Margaret took one last sip of tea and sat her china cup back into its saucer with a rattle that caused Emmett, now curled up by the stove, to slowly open one eyelid.
“Don’t worry, “ Margaret said, smiling down at the comfortably situated dog. “You don’t have to come along, Emmett. I know it’s too cold for you today.”
The little dachshund’s tail thumped vigorously on his red tartan bed. She bent to scratch him behind one floppy brown ear, straightening up to pull on a pair of red fair isle gloves. Buttoning her coat up at her throat, she pulled its hood carefully up over her hair and headed for the door, pausing once on the front porch to breathe in a lungful of frigid morning air before making her way gingerly down the stone stairs to the front garden pathway. Opening the front gate, she turned to see if Emmett was in his usual spot at the window, then laughed to herself at his absence. Too cold for a formal goodbye, I suppose.
Lined as it was with the town’s grandest houses, Simpson Street was a favourite route, its pavements often full of joggers, dog walkers and baby strollers. She supposed it was due to the early hour as well as to the icy nature of the morning that Margaret found the street uncharacteristically deserted.
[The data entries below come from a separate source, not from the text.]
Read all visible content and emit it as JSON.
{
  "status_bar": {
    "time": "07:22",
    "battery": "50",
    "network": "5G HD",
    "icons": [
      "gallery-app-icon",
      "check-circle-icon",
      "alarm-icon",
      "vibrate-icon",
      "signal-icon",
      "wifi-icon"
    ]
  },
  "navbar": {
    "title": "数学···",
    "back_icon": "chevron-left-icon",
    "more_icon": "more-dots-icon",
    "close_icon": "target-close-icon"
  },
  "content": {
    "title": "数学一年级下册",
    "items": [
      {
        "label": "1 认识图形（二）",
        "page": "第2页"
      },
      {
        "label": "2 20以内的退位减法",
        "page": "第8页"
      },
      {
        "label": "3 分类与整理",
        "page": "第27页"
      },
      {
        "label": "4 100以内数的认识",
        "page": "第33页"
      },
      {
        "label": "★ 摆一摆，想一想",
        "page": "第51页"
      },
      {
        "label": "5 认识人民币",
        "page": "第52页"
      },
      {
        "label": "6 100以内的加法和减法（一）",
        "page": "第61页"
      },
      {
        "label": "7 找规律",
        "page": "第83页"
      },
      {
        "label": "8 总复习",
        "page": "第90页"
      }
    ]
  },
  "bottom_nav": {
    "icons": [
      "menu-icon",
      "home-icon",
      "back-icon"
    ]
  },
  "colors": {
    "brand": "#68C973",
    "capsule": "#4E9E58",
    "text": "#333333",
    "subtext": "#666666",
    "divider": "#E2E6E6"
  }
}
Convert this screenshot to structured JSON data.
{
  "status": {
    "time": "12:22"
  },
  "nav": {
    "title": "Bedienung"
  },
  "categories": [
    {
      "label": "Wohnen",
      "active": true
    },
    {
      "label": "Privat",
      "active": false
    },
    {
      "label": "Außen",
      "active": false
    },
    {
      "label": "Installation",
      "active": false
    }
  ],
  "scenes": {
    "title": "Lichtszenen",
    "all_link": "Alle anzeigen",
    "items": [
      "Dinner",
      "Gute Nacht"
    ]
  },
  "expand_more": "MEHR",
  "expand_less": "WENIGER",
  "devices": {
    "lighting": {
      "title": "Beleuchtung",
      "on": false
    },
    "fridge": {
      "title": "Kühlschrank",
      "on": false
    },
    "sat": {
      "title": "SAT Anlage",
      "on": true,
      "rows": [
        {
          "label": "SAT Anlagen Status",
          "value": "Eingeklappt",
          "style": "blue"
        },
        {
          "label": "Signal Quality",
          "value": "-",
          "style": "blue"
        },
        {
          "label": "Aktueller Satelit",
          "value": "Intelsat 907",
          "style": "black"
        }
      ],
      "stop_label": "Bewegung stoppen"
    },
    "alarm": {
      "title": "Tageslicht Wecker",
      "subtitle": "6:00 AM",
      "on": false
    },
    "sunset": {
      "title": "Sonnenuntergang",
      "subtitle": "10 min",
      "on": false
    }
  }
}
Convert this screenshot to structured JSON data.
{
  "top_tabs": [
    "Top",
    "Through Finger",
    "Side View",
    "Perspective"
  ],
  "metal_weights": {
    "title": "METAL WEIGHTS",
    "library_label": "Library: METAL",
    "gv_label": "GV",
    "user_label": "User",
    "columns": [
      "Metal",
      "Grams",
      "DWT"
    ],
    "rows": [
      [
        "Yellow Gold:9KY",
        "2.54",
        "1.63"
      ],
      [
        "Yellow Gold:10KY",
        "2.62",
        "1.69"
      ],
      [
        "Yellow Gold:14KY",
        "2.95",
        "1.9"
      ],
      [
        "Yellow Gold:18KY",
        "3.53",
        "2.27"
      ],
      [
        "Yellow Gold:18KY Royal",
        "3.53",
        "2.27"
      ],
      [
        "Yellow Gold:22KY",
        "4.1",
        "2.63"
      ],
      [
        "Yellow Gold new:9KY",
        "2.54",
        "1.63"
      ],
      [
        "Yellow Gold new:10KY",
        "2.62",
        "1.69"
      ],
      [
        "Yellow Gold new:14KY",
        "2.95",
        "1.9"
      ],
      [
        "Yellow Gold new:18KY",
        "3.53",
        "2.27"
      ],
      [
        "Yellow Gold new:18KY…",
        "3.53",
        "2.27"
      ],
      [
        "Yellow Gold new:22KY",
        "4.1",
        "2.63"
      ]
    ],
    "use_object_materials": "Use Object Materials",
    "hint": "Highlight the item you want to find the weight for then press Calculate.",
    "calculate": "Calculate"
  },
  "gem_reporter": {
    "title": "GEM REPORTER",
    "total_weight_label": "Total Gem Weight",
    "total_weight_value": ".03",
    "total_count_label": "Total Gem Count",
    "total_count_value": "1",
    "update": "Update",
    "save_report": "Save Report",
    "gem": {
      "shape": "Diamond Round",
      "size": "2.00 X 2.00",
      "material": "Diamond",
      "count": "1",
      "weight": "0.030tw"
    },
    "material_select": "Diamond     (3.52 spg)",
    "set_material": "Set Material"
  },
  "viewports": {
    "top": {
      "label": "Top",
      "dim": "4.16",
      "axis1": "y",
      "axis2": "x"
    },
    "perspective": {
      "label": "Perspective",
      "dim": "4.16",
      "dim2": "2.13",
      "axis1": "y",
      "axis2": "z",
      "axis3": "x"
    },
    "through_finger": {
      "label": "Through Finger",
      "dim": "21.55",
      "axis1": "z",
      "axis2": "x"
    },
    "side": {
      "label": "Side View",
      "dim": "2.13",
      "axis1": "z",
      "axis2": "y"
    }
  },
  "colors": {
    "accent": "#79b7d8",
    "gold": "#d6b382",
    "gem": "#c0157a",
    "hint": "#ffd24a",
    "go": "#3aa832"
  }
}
Several of Simpson’s oldest homes were scheduled to be on today’s home tour, but as Margaret had been inside most of those many times over the years, only Buckden held any fascination for her today and she passed these others by with only a cursory glance at the extravagant wreaths adorning each door. The Stonefield boys had been by delivering their handmade wreaths, she thought. Always a treat this time of year. By the time she’d passed the third house scheduled to be on the tour, it began to occur to her that the usual crowds waiting outside each location were noticeably absent. In fact, if she hadn’t known they were only moments away from having their doors flung open to the throngs of Grove Park debutantes and dowagers, she’d have thought no one was home at any of them. The windows were dark at Dower House, stop Number Two, and the curtains were drawn at The Peterson’s, an annual favourite due to Mandy Peterson’s magnificent gingerbread house that always adorned her dining room table. Margaret knew she’d had an early start but found herself worrying that tour patrons were ignoring these normally crowded stops and, even now, were forming a long line of velvet blazers and tweed skirts at the front door of Buckden. Her pace quickened in spite of the slippery pavement. She’d so wanted to be the first inside.
As she neared the gates of Buckden, Margaret felt the temperature of the air plummet even further as the wind blowing up from Grove Lake reached her. She stood where she’d so often stood, in front of the house’s tall black gates, looking up the drive to the great house beyond. But this time was different. This time the gates were wide open. This time Margaret had a ticket to enter. This time she was invited in.
To be continued on Halloween.....
To be continued on Halloween.....
This just in!
A very special thank you to the marvelous Joni Webb of the wildly, and deservedly, popular blog, Cote de Texas, for her generous post about the book!
Go say hello to Joni and read for yourself, HERE!